▶ _AIM OF THE EXERCISE_
Count the lines containing "menu" in the entries underneath, and state that count without anything else.

# # # # #

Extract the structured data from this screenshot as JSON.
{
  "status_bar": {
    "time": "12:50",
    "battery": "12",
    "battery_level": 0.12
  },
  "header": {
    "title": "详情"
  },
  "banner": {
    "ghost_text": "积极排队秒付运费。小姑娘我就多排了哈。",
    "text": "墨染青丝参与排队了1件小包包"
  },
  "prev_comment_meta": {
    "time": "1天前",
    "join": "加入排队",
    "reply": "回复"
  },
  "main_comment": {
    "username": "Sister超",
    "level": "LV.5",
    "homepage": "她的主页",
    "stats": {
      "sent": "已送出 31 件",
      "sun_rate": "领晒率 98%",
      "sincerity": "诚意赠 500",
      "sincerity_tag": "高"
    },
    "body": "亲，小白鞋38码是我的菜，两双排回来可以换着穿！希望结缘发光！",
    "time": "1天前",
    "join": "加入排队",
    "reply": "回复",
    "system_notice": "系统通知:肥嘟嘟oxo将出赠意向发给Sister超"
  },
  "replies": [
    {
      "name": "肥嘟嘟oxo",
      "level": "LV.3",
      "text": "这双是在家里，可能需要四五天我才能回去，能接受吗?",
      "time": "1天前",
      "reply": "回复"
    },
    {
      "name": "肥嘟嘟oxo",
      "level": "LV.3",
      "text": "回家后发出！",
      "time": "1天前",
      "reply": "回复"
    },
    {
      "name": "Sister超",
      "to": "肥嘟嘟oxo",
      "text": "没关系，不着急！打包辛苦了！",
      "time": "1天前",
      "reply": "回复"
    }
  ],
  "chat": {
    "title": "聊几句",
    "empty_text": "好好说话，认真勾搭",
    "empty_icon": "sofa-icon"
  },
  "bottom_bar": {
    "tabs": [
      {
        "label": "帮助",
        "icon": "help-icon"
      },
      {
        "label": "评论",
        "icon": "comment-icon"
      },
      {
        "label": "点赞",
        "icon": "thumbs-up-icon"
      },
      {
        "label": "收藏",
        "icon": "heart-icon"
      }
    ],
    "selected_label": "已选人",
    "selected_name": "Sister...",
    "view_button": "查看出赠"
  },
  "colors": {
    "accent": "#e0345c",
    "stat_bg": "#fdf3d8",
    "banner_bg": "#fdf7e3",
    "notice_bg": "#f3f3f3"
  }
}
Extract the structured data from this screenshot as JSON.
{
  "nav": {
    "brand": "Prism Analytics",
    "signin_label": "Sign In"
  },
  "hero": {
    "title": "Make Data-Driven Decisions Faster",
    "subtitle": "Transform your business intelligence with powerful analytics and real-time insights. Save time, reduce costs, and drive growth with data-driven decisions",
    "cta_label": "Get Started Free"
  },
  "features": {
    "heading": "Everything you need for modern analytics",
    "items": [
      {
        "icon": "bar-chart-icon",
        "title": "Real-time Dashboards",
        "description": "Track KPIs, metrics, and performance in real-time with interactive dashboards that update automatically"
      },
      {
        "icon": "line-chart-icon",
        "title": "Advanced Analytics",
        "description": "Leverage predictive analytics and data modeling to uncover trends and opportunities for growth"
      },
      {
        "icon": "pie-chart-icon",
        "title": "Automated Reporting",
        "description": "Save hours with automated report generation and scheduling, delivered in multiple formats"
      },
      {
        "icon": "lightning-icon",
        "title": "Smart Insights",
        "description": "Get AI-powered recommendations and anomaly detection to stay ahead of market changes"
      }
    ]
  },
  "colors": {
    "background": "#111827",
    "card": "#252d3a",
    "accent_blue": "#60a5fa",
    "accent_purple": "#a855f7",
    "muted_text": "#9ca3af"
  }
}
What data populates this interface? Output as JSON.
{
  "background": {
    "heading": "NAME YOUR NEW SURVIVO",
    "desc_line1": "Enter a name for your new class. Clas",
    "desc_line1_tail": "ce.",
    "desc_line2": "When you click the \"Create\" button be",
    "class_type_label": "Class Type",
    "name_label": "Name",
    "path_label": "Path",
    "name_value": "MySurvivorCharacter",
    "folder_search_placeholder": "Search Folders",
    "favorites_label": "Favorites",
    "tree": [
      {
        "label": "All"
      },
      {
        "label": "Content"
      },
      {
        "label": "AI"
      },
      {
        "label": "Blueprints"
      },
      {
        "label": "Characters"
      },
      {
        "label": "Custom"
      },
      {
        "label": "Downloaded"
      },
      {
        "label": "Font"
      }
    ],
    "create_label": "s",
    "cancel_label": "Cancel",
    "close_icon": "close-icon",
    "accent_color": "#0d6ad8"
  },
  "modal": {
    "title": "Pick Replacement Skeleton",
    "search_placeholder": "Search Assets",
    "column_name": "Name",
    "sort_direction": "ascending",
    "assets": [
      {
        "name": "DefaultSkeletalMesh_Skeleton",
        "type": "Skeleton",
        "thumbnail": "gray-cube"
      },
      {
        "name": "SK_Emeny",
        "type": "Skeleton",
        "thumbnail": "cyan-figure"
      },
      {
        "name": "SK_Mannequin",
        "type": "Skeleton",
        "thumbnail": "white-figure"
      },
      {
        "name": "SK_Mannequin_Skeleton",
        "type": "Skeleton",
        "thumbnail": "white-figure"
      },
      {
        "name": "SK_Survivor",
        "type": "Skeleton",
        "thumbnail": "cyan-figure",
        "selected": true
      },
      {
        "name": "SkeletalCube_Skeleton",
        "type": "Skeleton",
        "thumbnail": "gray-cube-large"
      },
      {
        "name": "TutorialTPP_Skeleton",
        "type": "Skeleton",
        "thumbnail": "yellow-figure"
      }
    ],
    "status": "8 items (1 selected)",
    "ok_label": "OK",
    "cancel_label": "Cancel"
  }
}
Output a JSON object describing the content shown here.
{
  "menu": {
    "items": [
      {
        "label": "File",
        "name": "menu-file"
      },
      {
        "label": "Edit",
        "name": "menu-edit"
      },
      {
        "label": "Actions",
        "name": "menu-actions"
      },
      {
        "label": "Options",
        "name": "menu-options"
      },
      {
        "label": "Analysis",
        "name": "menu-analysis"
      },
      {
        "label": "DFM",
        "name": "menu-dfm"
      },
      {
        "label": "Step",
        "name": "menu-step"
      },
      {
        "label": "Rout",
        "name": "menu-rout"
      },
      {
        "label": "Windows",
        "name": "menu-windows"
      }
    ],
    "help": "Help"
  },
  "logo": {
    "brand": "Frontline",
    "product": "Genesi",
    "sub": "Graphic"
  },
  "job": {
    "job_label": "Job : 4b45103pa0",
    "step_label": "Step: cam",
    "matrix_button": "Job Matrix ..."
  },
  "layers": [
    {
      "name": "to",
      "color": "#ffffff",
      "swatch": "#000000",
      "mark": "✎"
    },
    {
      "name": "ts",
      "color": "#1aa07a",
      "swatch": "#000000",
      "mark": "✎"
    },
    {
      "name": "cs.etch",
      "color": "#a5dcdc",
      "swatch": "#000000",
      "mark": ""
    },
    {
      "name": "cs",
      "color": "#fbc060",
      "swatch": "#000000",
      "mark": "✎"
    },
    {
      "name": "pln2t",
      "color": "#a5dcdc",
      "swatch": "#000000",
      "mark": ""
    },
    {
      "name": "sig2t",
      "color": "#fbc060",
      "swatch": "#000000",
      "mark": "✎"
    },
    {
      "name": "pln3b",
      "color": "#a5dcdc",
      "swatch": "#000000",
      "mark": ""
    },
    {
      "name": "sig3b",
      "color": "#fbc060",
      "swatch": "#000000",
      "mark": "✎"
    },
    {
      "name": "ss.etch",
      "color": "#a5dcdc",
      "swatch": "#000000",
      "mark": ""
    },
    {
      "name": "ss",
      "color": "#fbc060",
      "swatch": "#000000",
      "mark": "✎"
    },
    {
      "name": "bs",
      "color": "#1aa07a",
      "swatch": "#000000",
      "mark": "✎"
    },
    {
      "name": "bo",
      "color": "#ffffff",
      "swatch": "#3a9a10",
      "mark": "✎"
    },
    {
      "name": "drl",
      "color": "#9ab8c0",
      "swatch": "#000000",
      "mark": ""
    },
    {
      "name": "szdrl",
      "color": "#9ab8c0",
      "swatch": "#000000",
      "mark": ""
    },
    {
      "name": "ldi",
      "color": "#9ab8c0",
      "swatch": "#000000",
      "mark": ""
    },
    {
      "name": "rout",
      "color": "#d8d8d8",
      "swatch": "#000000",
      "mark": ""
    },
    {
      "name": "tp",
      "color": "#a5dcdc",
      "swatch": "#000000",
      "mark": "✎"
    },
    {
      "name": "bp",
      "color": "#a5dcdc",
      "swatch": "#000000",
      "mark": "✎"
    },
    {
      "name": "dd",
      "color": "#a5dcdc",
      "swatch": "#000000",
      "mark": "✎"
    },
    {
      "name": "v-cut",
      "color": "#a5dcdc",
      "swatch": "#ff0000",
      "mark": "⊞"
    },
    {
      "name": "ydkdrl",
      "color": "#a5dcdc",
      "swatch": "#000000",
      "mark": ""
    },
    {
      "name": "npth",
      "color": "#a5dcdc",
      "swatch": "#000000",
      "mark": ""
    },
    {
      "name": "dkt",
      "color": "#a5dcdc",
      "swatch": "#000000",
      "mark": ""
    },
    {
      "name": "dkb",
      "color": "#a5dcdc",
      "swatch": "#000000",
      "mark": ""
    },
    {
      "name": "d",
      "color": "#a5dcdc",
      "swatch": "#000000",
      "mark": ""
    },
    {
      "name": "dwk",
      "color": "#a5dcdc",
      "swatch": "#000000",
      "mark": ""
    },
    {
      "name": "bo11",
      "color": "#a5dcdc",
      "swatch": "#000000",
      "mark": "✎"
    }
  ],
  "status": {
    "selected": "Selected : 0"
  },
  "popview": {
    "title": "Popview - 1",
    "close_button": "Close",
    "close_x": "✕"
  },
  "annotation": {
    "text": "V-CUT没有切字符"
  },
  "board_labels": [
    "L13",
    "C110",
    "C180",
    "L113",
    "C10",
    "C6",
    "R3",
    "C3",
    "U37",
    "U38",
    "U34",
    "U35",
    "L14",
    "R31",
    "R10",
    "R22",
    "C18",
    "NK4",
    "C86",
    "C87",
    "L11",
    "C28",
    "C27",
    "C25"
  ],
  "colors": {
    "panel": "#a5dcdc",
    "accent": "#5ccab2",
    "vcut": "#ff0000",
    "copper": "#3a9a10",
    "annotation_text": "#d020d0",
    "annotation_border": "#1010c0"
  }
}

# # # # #

▶ _SOLUTION TO THIS PROBLEM_
10